Fix the easy ones first and proceed to the smaller ones.
It is an application of the Rene Descartes - Methodological Doubt - Analysis to these problems, working only on the certain problems for the long-term.
Sorry to say, these children have been dying of Mal-Nutrition and will continue to die of Mal-Nutrition, I do not see any solutions. I only see the NGOs coming in and putting band-aids on a problem that will be here again next year.
A small task force of super intelligent construction workers could get half of these problems solved quickly. Men that will work in the sun, bake off their butts and not complain.
Defining development is your assingment,
First I want you to know that three words are used to describe countries such as Niger.
These terms only have value when compared one country to another.
If you wanted to call a country under-developed use this table.
If you want to say,
Developing, I suppose you could compare years and see if Niger goes up or down, and say that because it is moving up on the list it is developing.
Personally I will say, all countries are moving the bar of development up a the same time. There is always an increase in roads, water, cars, food, etc happening in all countries, therefore every country is a developing country because they are adapting and accepting development.
Only countries or more specifically culture like the Taliban in Afganistan have moved their cultures backwards. Normally religions will try to regress progress as defined by the HDI.
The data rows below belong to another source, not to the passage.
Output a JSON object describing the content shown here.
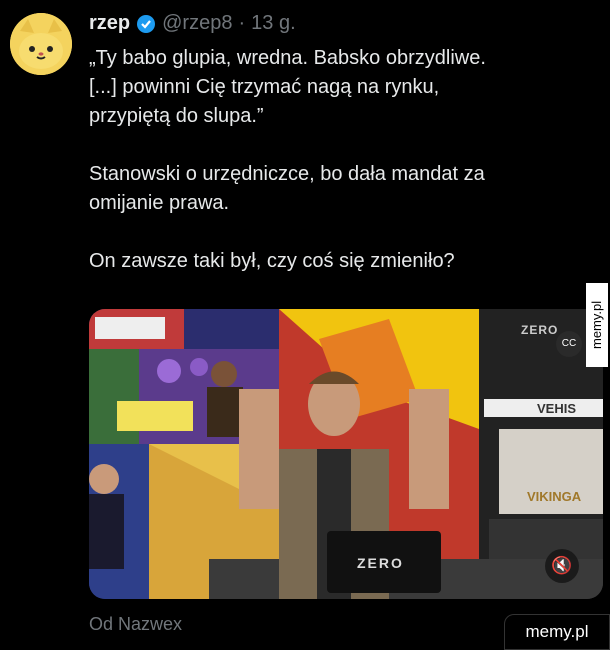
{
  "tweet": {
    "display_name": "rzep",
    "handle": "@rzep8",
    "separator": "·",
    "time": "13 g.",
    "lines": [
      "„Ty babo glupia, wredna. Babsko obrzydliwe.",
      "[...] powinni Cię trzymać nagą na rynku,",
      "przypiętą do slupa.”",
      "",
      "Stanowski o urzędniczce, bo dała mandat za",
      "omijanie prawa.",
      "",
      "On zawsze taki był, czy coś się zmieniło?"
    ],
    "source": "Od Nazwex"
  },
  "video": {
    "brand": "ZERO",
    "sponsor": "VEHIS",
    "viking_sign": "VIKINGA",
    "laptop_label": "ZERO",
    "cc_label": "CC",
    "mute_icon": "🔇"
  },
  "watermarks": {
    "side": "memy.pl",
    "bottom": "memy.pl"
  },
  "colors": {
    "bg": "#000000",
    "text": "#e7e9ea",
    "muted": "#71767b",
    "verified": "#1d9bf0",
    "avatar": "#f4d35e"
  }
}
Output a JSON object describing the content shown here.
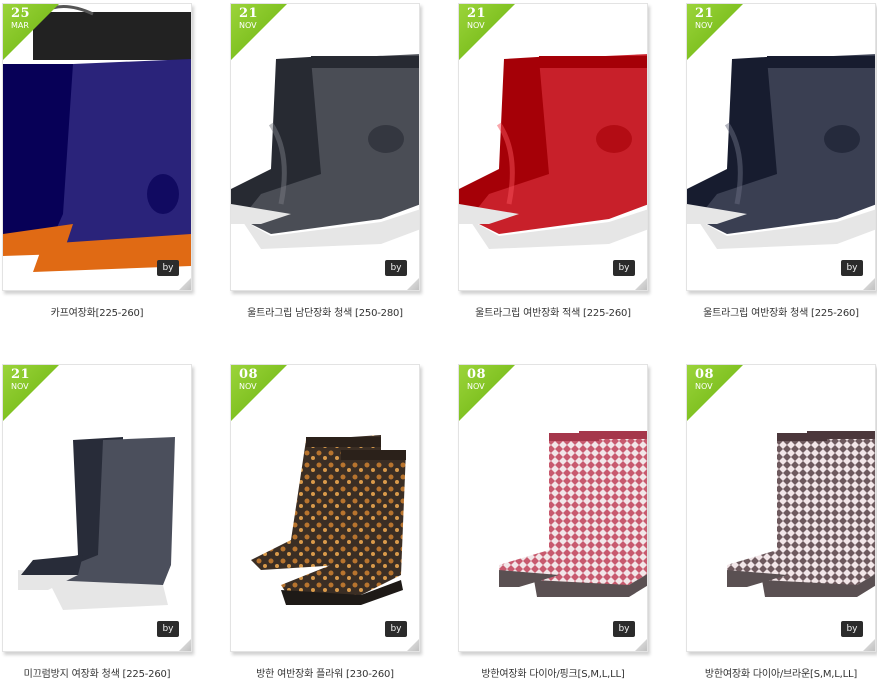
{
  "products": [
    {
      "day": "25",
      "month": "MAR",
      "by_label": "by",
      "title": "카프여장화[225-260]",
      "color": "#2a237a",
      "style": "mid-drawstring"
    },
    {
      "day": "21",
      "month": "NOV",
      "by_label": "by",
      "title": "울트라그립 남단장화 청색 [250-280]",
      "color": "#4a4d55",
      "style": "short"
    },
    {
      "day": "21",
      "month": "NOV",
      "by_label": "by",
      "title": "울트라그립 여반장화 적색 [225-260]",
      "color": "#c8202a",
      "style": "short"
    },
    {
      "day": "21",
      "month": "NOV",
      "by_label": "by",
      "title": "울트라그립 여반장화 청색 [225-260]",
      "color": "#3a3f52",
      "style": "short"
    },
    {
      "day": "21",
      "month": "NOV",
      "by_label": "by",
      "title": "미끄럼방지 여장화 청색 [225-260]",
      "color": "#4b4f5c",
      "style": "tall"
    },
    {
      "day": "08",
      "month": "NOV",
      "by_label": "by",
      "title": "방한 여반장화 플라워 [230-260]",
      "color": "#3b2e24",
      "style": "short-pattern"
    },
    {
      "day": "08",
      "month": "NOV",
      "by_label": "by",
      "title": "방한여장화 다이아/핑크[S,M,L,LL]",
      "color": "#c85a6e",
      "style": "tall-pattern"
    },
    {
      "day": "08",
      "month": "NOV",
      "by_label": "by",
      "title": "방한여장화 다이아/브라운[S,M,L,LL]",
      "color": "#6e5a5e",
      "style": "tall-pattern"
    }
  ]
}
Here is a good example of the country of Niger accepting and developing more food in Niger, This non-governmental organization called NGO's are educating Niger. The education develops the country.
Why is Niger a developing country?
Because it allows new ideas to enter the country from outside the country and then implements them. The government allows the country to follow the path of development, however not as fast as a highly developed country.
This is alll a slippery slope, development happens when specific changes are summed up or tallied and counted, the HDI then moves the country up on its index. In reality this is also political whereby countries want to be the least developed so other governments send them money.